RB: I am fine. I am strong and I am fighting on. It is normal, everyday (it is) Zimbabweans who give me strength, who encourage me daily, and I am pressing on for them. My re-election at congress is a request from the people that I keep fighting — that I keep fighting for ordinary Zimbabweans, keep fighting for the principles that drove the formation of the MDC in 1999, and I take those responsibilities very seriously.

I also have a loving family and a loving God, so I am far from being down-and-out.

GM: What’s next for you? Do you intend to participate in next elections, how and where?

RB: Some of those decisions will have to be weighed further down the track. I will do what is strategic and what is in the best interests of the people.

GM: Lastly, what has your party not done which it should have done, to make sure that Mugabe is forced to institute sweeping reforms as spelt out and agreed in the GPA?

RB: There is always more that could have been done. It is unfortunate that things like Posa are still on the statute books. This is based on repressive legislation that is more than 40 years old. But the main problem is Zanu PF itself. It is foolish to think any little pieces of paper will stop them from doing what they want.

No amount of changes to the constitution or the law will stop Zanu PF from being Zanu PF. Root-and-branch surgery is required.
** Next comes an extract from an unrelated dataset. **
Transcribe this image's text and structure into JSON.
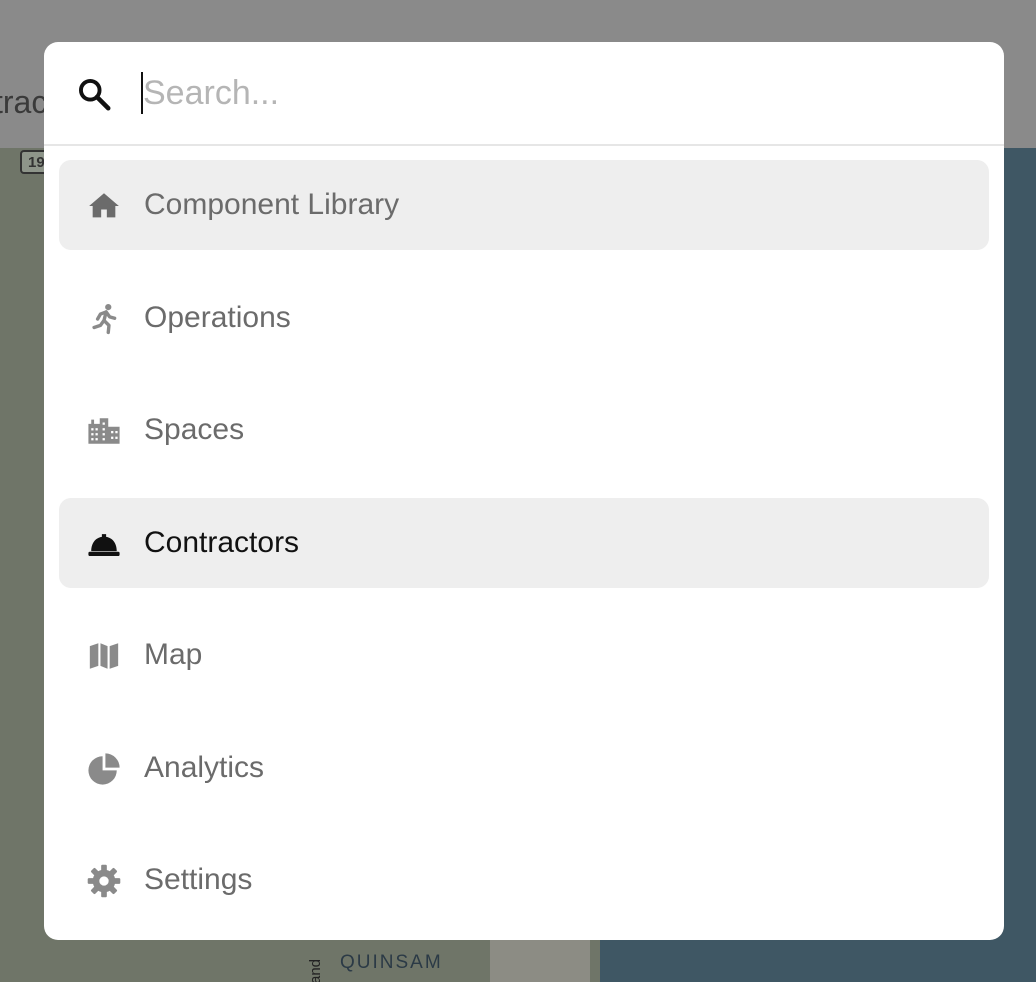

The MDC was formed to bring about democratic change and it is only when a democratic government takes power that life will change for the better in Zimbabwe.Daily News

Back to the Top
Back to Index